--- Task to carry out ---
Check each line of the records below and collect those that include the word "Antrag".

□ □ □ □

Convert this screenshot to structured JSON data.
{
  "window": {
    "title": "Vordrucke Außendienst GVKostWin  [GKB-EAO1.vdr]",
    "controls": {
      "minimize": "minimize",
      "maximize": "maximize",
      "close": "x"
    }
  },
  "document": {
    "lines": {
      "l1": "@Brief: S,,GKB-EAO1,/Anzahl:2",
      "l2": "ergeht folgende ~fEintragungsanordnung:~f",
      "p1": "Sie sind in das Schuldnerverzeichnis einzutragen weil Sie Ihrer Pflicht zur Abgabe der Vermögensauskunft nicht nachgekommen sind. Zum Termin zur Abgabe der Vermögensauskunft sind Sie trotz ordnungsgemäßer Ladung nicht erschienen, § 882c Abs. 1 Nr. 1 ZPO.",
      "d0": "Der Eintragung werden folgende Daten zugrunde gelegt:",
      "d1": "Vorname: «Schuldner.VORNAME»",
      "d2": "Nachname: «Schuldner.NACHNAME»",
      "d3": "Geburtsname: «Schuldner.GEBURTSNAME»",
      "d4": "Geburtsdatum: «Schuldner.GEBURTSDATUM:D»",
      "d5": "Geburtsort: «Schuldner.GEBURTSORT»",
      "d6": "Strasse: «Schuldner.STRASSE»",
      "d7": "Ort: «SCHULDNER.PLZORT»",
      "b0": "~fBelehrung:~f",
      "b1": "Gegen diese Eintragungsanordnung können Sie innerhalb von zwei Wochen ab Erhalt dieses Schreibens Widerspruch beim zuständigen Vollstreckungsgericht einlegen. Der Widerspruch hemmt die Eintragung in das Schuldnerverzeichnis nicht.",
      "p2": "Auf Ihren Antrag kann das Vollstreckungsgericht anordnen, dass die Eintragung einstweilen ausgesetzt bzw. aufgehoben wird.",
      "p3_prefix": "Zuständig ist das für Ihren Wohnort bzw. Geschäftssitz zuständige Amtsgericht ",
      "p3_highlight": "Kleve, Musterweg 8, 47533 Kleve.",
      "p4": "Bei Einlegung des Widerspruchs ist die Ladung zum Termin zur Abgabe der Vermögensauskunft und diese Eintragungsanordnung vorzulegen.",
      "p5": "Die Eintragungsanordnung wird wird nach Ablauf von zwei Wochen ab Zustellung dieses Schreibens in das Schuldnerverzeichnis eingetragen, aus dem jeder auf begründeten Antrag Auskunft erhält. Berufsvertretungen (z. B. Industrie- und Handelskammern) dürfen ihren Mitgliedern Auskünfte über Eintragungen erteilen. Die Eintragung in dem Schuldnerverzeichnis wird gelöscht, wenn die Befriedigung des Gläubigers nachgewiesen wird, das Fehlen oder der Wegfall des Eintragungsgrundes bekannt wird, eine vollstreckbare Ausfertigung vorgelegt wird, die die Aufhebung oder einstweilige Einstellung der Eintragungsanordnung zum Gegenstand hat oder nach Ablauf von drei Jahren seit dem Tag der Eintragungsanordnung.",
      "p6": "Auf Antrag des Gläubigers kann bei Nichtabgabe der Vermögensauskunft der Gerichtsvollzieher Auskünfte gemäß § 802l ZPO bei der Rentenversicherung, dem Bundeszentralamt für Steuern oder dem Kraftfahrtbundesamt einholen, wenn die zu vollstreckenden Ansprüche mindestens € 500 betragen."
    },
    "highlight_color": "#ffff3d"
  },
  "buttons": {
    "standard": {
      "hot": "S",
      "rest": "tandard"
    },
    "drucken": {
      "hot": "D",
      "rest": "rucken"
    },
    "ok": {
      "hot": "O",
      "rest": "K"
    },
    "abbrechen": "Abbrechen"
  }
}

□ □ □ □

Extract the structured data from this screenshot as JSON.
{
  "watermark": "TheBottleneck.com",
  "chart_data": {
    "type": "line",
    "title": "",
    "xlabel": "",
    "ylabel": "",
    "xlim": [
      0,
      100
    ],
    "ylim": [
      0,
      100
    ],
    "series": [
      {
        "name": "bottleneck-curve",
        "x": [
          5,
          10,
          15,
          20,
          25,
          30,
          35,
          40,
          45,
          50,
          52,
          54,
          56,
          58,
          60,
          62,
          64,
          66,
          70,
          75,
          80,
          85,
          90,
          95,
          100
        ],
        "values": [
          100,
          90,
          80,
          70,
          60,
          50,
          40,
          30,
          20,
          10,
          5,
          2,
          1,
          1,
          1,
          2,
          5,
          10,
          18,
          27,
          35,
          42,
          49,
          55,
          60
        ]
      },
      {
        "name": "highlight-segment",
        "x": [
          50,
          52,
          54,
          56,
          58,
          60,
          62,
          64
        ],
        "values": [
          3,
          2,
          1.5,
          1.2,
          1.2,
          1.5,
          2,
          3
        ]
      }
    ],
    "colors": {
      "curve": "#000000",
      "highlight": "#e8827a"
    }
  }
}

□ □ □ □

--- Result below ---
      "p2": "Auf Ihren Antrag kann das Vollstreckungsgericht anordnen, dass die Eintragung einstweilen ausgesetzt bzw. aufgehoben wird.",
      "p5": "Die Eintragungsanordnung wird wird nach Ablauf von zwei Wochen ab Zustellung dieses Schreibens in das Schuldnerverzeichnis eingetragen, aus dem jeder auf begründeten Antrag Auskunft erhält. Berufsvertretungen (z. B. Industrie- und Handelskammern) dürfen ihren Mitgliedern Auskünfte über Eintragungen erteilen. Die Eintragung in dem Schuldnerverzeichnis wird gelöscht, wenn die Befriedigung des Gläubigers nachgewiesen wird, das Fehlen oder der Wegfall des Eintragungsgrundes bekannt wird, eine vollstreckbare Ausfertigung vorgelegt wird, die die Aufhebung oder einstweilige Einstellung der Eintragungsanordnung zum Gegenstand hat oder nach Ablauf von drei Jahren seit dem Tag der Eintragungsanordnung.",
      "p6": "Auf Antrag des Gläubigers kann bei Nichtabgabe der Vermögensauskunft der Gerichtsvollzieher Auskünfte gemäß § 802l ZPO bei der Rentenversicherung, dem Bundeszentralamt für Steuern oder dem Kraftfahrtbundesamt einholen, wenn die zu vollstreckenden Ansprüche mindestens € 500 betragen."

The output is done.